“During the Qoya, Service, and Safari Retreat, we were able to visit the clinic, the library, and the schools. We stayed at Imire Conservation and meet the ellies, rhinos, and the incredible people that have dedicated their lives to caring for them,” said Becca. “These animals have all been rescued and given the chance to live their lives as peacefully and freely as possible. There are only about 400,000 African elephants left. Over 140,000 have been killed in less than a decade. Only about 5,000 Black Rhinos are left: a 96 percent decline over 20 years. Having spent time with these animals at Imire was nothing short of a miracle to us.”
It is women who continue to show up, listen, and take action. After the trip, Sophie wrote on Facebook, “Overall, while posting about countries that we help is informative and a great first step, actually making moves and stirring action is even better and still equally as achievable. Donating to wildlife conservations (like Imire Zimbabwe) and looking into small projects to support is where the change will really begin, a long overdue and exciting change. We are better than just awareness, we need movement!”
We know that by investing in local women, we will be offering opportunities for entire communities. We know that by protecting the animals, we ensure that our grandchildren will be able to continue to share their footprints on the sacred soil of Zimbabwe.
If you feel called to support our ongoing projects, you can make a (501c3) donation through our fiscal sponsor, From the Heart Productions. All amounts are appreciated.
You can also visit Imire throughout the year as a volunteer or join us in Zimbabwe Nov. 17-24, 2019 for a life-enhancing experience. It’s the trip of a lifetime — and you just may find you are called to do it more than once. Where will your footprints lead you next?
POUND Jewelry has two pieces benefitting Imire Rhino & Wildlife Conservation:

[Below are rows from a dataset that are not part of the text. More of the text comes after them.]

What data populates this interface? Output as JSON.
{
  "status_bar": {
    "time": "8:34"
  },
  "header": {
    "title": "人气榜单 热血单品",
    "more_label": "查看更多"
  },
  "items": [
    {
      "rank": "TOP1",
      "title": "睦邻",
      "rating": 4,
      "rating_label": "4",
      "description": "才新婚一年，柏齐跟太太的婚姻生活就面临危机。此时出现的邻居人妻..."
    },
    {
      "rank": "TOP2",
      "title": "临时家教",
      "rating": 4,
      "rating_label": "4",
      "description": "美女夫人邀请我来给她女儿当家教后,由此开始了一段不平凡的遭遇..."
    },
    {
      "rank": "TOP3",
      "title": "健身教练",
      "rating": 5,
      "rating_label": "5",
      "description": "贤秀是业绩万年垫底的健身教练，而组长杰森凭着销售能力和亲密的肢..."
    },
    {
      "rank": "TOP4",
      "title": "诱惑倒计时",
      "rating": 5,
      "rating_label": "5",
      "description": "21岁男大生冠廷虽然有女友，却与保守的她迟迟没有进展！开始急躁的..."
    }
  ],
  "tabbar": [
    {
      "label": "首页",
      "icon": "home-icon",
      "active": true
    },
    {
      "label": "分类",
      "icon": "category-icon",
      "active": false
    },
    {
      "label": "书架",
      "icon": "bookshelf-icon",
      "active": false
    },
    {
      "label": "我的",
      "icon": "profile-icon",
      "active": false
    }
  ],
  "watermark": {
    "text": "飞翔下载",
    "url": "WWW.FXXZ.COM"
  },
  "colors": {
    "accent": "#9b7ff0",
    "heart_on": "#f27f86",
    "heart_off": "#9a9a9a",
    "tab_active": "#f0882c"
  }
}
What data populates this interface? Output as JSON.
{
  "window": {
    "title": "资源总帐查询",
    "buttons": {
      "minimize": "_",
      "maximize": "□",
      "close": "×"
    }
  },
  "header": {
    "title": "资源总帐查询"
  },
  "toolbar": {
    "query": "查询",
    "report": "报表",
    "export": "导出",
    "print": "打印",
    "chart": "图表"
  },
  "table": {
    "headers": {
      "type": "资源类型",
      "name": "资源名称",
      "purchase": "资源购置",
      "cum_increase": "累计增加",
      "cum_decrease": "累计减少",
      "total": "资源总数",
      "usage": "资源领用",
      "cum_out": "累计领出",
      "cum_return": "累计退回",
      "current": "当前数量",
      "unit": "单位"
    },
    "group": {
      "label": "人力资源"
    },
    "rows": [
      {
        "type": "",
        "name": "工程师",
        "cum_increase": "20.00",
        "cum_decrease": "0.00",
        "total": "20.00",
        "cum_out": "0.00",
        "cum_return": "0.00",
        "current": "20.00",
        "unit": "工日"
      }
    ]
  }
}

Betsy Blankenbaker Murphy is a writer and storyteller. She writes about spirituality and sensuality. The U.K. Sunday Times called her first book, Autobiography of an Orgasm, “refreshingly sincere.” Murphy leads writing and Qoya retreats all over the world including the Qoya, Service, and Safari Retreat in Zimbabwe. For more details: betsybmurphy.com